Data: Cultural Transition

This has been floating around in my head and out to several people in conversations over the last month, finally getting it into pixels for everyone else.

As we’re undergoing the change to open data, further exploration of data science, and the various other growing pains that go along with that, there are two cultural shifts that will need to occur.

Culture Status Quos

1) A scientist and researcher that I work with told me that the overarching opinion in scientific research  “all the best science is new data.”

2) I have heard from administrator types that there is not value in creating a good data set–only the analysis and published journal articles are important and valuable for tenure promotion considerations.

These are broad sweeping statements and certainly there are many more factors that come into account, but I think this is a good place to start from as we’re improving the future of data use, citation, and acknowledgement.

Insofar as the best data being new data, that’s both true and false and really depends on the field. Archaeology and paleontology leap to mind as areas where old data are particularly relevant, yet even there the search for new things: new ancient species, new tombs, new uncovered civilizations, etc keeps scientists naming dinosaurs and National Geographic in cover stories.  And to say that scientists aren’t considering old data at all would be incorrect.  They are, they’re just not necessarily looking at the old data set in entirety.  The researchers are building instead on the data that is included and published in the various journals, which is usually a subset of the data gathered during the study. But when we’re talking about grants, talking about new research, then we often come across the need not to pull together data sets already gathered or examine where a data set already exists, instead we see the desire to gather new subject data, despite the probably higher expense.

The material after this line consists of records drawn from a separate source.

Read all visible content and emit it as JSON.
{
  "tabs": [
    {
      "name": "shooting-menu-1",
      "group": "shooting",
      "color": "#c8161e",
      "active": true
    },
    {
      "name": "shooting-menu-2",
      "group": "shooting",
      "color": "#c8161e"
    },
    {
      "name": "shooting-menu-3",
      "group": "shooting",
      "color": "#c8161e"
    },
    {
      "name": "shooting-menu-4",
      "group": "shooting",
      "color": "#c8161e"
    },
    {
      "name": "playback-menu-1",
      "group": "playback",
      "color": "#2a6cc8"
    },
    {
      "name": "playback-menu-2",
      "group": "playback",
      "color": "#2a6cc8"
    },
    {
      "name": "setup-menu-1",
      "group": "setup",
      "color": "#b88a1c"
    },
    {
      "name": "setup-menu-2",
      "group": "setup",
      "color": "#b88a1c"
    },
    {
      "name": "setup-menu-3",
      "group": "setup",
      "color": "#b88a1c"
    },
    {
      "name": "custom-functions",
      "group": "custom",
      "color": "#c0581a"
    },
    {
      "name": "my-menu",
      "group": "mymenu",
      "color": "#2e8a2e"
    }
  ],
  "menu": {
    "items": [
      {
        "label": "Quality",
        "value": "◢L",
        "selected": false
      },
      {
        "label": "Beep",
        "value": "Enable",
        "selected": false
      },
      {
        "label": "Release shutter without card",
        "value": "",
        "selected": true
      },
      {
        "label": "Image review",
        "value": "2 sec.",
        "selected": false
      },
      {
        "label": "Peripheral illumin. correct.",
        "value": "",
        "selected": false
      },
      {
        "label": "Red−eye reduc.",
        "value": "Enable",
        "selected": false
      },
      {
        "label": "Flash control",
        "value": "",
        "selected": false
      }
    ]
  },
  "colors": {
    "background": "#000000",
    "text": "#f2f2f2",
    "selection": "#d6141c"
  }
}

In medicine, I can point to one example where old data is being considered but not fully–systematic reviews.  There, the authors collect and gather hundreds of studies (where available, topic dependent), review the methods and results, and come up with overarching evidence based treatment recommendations and guidelines.  While I’m sure it would mean a lot more work for those systematic reviewers, what if they could pull the datasets behind all of those studies together? What other trends might they see?

So how do we encourage scientists to go back to the actual data set? How do we promote the idea that a data set can be used more than once, perhaps by someone else?

Part of the challenge is accessibility and part of it relies on citations. If we can make data more easily available and findable, readers are more willing to take a look at it. We can’t require every reader to make the effort of contacting the author or journal or institution, waiting on them to get back to you, negotiating to read the data (when not sensitive information–I know with health information there will need to be more rules), and then getting the data some time two weeks after they’ve read the article.  I have researchers who tell me that anything greater than one click is onerous for them when using the library website to find our electronic journals, so I don’t have great optimism that they’ll find time to contact all of the authors.  Also, that puts a huge burden of response on the author(s)–who have many other things they need to be working on as well.

The culture of citation? I think that relies on developing standard ways of citing data.  Some fields are citing data, many are not.  We need to get away from the current APA citation, which says only something like “unpublished raw data” and find something a little more descriptive and unified.

Researchers also need motivation to make their data accessible and citable. While that is starting to come down from funders (NIH, NSF, etc), it also is going to need to be driven by administrators and institutions who are recognizing the value of data.

Speaking of those administrators and moving on to point two, how do we get administrators to move beyond the idea that journal articles are the only tangible

Well, one of those ways is for scientists to start using and citing more datasets.  Ah, yes, it’s a bit of circular logic–get the researchers to cite data by admins supporting it but admins won’t support it unless the researchers in the field are citing data and they see that it is a trend.  Truly though, it’s going to take well respected people writing articles, blog posts, etc that cite datasets, writing a new analysis on a released dataset and showing the further impact.

There is one way to hold the administrators feet to the fire and that is the NSF Data Management Plan requirement.  When a major funding agency says that you must start thinking about data preservation or lose your grant funding, that’s a wake up call that comes in very real terms of dollars and cents. That’s a place to start, but not a good one to finish.

Another opportunity is to look for a campus initiative that involves the words translational or cross disciplinary work. If you want researchers to work together, how better than to break their data out of silos where, at least institutionally, they can collaborate and share their knowledge across fields.

Student education through use of good data sets is another opportunity, if students can work with data sets already formed then a) they don’t have to take the time to gather new data b) they can be taught to review data sets that are available and develop a culture while learning of using and sharing data and c) hopefully they’ll take the opportunity to learn what makes a good data set so when they do create their own, it is more accessible in the future.

Finally, I’m curious to know if there are any disciplinary awards for good data sets and the sharing thereof.  If you can get an award for it (and why shouldn’t you), that begins to add prestige to the data set category.

Wise readers, what can you tell me?  Did I miss anything in those culture shifts? Are there other opportunities you are undertaking?  Are there awards out there that I’m missing?

 

 

One Comment

  1. Comment by Alan Schwartz:

    The Dataverse Network software (behind Harvard’s IQSS and other organizational sharing/archiving efforts) promotes a common citation format for data sets that seems very reasonable to me.